In 5-player finals, each player should be able to win one pyramid color. Just stake out your turf, and defend against all challengers. Try to top out in the second round, but certainly by the end of the final round. This strategy led to three consecutive last place to first place wins in the 2014, 2015, and 2016 finals. Not this year!
In the first round, Jeff Cornett built an early lead taking high boat with 21 for a modest price. He bought the 10 card, a colorless card that leaves the player short in the pyramid battle. All other players established their pyramid color with Cliff Ackman establishing himself in two colors. Scores at the end of round one were Jeff 64, Terri 50, Cliff 46, Jefferson 37, and Eric 27.
The second round saw Terri and Jefferson reaching the 10-spot in their pyramids. All others climbed their colors, except Jeff who again took high boat with 21. Cliff continued to dominate in two colors, not leaving a pyramid for Jeff to even try to chase. Even so, players were starting to say the game was over. Scores at the end of round 2 were Jeff 93, Cliff 64, Terri 59, Jefferson 54, and Eric 40.
The final round is the come-back round for pyramid climbers. Everyone, except Jeff, topped their pyramid. Cliff and Eric collaborated on bidding very low for the final cards, each adding two to reach their pyramid tops. Cliff even added the 10 spot to a second color. Overconfident and with a 29 point lead, Jeff overbid for high boat of 25 and it almost ruined him.
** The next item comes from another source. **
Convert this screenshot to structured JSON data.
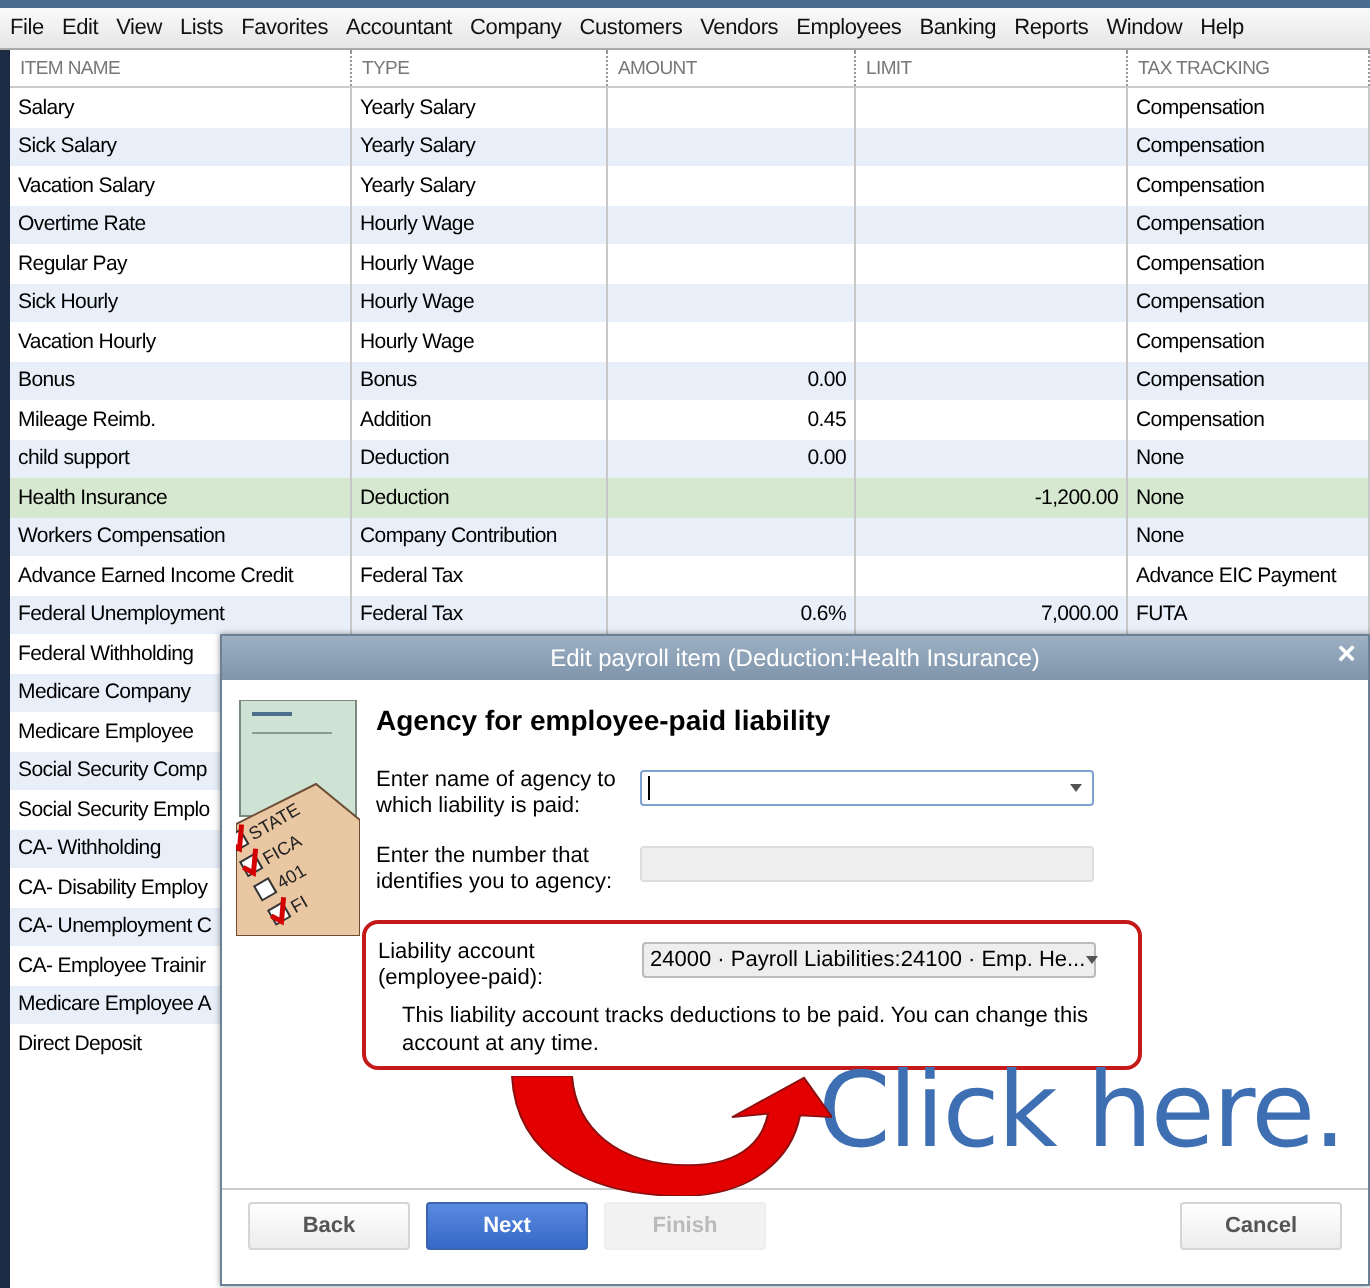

He spent a total of 26, including 17 to buy the 10-card, to earn the 30 point high boat for a profit of only 4. His win actually came via second place finishes, adding a couple to win by a mere 4 points. Final Scores were Jeff 112, Cliff 108, Jefferson 88, Terri 88, and Eric 73.
If you think you learned anything from the above, now unlearn it! Cliff Ackman performed the all-around best this year, and fell short in the finals by very little. His patient play, filling his hand late and cheap, and topping two pyramids is an incredibly effective strategy. Now unlearn that strategy as well! The key to winning is just to do the opposite of what everyone else is doing! Hmmm… so does that mean you should do the opposite of the opposite?
And now, some vital Medici statistics that you always wanted to know, but were afraid to ask:
- Out of 13 five-player games and 25 four player games, the average winner scored 121 points
4 player wins averaged 128 points. 5 player wins averaged 108
- Average win margin was by 12 points over second place
- Average margin from second to third was also 12 points
- The average player scores 100 points, easy to remember
- Highest score was an amazing 160 by Eric Brosius
Largest win margin, in that same heat, was 44 points by Eric Brosius over Chris Gnech
- Highest second place score was 148 by Cliff Ackman, losing by just 6 points to Nick Henning
- Lowest winning score was 92 by Terri Wicks in her 5 player semifinal
- Highest last place score of 103 was by Mike Kaltman, losing his semifinal by 37 to Jeff Cornett
- Most commonly played color was green, played 29 times. Red was second at 27
- Green only won 2 of 29 games played. Green finished fourth or fifth a total of 15 times
- Favorite color among winning players was yellow, winning 8 of 23 games, a 35% win rate
- Favorite and most successful color in the playoffs was purple, played in all 6 games, and winning in 4 out of 6 of these, including the finals
- The most successful family were the four Wolff’s. Ray and his elementary school kids, Jack and Sam, all made the semifinals. Tricia also played well. They say that game night ,on Saturday is common, but sometimes it’s the whole weekend when the weather is bad. Next year, be afraid of wolves in Wolff’s clothing!